__ACTIVITY__:
Restating every entry exactly is the whole task.

[Web page and app entries]
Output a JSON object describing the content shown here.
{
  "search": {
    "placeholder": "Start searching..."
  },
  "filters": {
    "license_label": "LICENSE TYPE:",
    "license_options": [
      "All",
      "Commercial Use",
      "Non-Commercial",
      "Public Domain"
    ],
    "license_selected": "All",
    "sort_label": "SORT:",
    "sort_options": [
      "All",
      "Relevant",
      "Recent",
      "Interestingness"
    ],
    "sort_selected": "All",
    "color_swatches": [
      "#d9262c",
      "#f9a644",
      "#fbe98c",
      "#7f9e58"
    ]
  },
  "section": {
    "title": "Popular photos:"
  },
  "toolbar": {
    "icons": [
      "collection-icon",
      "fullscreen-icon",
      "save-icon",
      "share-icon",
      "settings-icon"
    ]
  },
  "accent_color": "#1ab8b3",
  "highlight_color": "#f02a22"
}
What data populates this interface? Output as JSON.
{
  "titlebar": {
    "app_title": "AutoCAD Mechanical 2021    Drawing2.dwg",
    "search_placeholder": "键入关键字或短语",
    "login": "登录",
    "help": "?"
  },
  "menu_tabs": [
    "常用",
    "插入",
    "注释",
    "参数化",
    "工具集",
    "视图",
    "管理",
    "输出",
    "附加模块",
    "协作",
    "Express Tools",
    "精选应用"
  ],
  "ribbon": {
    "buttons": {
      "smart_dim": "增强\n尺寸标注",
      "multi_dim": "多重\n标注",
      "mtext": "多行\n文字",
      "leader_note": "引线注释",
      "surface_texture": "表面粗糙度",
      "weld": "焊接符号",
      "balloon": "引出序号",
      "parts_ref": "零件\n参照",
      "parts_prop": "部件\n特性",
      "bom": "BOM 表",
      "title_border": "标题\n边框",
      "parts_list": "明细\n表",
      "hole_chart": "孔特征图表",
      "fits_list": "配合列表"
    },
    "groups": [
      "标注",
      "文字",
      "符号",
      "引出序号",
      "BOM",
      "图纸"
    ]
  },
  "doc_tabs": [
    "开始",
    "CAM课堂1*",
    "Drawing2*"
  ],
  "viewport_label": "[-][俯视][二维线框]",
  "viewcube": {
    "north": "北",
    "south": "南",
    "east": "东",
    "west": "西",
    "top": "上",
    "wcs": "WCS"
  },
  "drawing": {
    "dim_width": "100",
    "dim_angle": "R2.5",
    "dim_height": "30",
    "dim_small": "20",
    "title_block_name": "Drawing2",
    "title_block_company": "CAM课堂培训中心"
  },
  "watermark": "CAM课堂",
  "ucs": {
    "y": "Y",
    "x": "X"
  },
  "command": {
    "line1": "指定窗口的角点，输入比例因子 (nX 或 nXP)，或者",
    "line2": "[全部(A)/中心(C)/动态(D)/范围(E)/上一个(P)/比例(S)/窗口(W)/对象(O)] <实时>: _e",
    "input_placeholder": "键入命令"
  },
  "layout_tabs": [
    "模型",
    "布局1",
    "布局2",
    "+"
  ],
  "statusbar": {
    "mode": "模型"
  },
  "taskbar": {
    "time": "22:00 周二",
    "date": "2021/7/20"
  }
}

__PROBLEM SOLUTION__:
Output a JSON object describing the content shown here.
{
  "search": {
    "placeholder": "Start searching..."
  },
  "filters": {
    "license_label": "LICENSE TYPE:",
    "license_options": [
      "All",
      "Commercial Use",
      "Non-Commercial",
      "Public Domain"
    ],
    "license_selected": "All",
    "sort_label": "SORT:",
    "sort_options": [
      "All",
      "Relevant",
      "Recent",
      "Interestingness"
    ],
    "sort_selected": "All",
    "color_swatches": [
      "#d9262c",
      "#f9a644",
      "#fbe98c",
      "#7f9e58"
    ]
  },
  "section": {
    "title": "Popular photos:"
  },
  "toolbar": {
    "icons": [
      "collection-icon",
      "fullscreen-icon",
      "save-icon",
      "share-icon",
      "settings-icon"
    ]
  },
  "accent_color": "#1ab8b3",
  "highlight_color": "#f02a22"
}
What data populates this interface? Output as JSON.
{
  "titlebar": {
    "app_title": "AutoCAD Mechanical 2021    Drawing2.dwg",
    "search_placeholder": "键入关键字或短语",
    "login": "登录",
    "help": "?"
  },
  "menu_tabs": [
    "常用",
    "插入",
    "注释",
    "参数化",
    "工具集",
    "视图",
    "管理",
    "输出",
    "附加模块",
    "协作",
    "Express Tools",
    "精选应用"
  ],
  "ribbon": {
    "buttons": {
      "smart_dim": "增强\n尺寸标注",
      "multi_dim": "多重\n标注",
      "mtext": "多行\n文字",
      "leader_note": "引线注释",
      "surface_texture": "表面粗糙度",
      "weld": "焊接符号",
      "balloon": "引出序号",
      "parts_ref": "零件\n参照",
      "parts_prop": "部件\n特性",
      "bom": "BOM 表",
      "title_border": "标题\n边框",
      "parts_list": "明细\n表",
      "hole_chart": "孔特征图表",
      "fits_list": "配合列表"
    },
    "groups": [
      "标注",
      "文字",
      "符号",
      "引出序号",
      "BOM",
      "图纸"
    ]
  },
  "doc_tabs": [
    "开始",
    "CAM课堂1*",
    "Drawing2*"
  ],
  "viewport_label": "[-][俯视][二维线框]",
  "viewcube": {
    "north": "北",
    "south": "南",
    "east": "东",
    "west": "西",
    "top": "上",
    "wcs": "WCS"
  },
  "drawing": {
    "dim_width": "100",
    "dim_angle": "R2.5",
    "dim_height": "30",
    "dim_small": "20",
    "title_block_name": "Drawing2",
    "title_block_company": "CAM课堂培训中心"
  },
  "watermark": "CAM课堂",
  "ucs": {
    "y": "Y",
    "x": "X"
  },
  "command": {
    "line1": "指定窗口的角点，输入比例因子 (nX 或 nXP)，或者",
    "line2": "[全部(A)/中心(C)/动态(D)/范围(E)/上一个(P)/比例(S)/窗口(W)/对象(O)] <实时>: _e",
    "input_placeholder": "键入命令"
  },
  "layout_tabs": [
    "模型",
    "布局1",
    "布局2",
    "+"
  ],
  "statusbar": {
    "mode": "模型"
  },
  "taskbar": {
    "time": "22:00 周二",
    "date": "2021/7/20"
  }
}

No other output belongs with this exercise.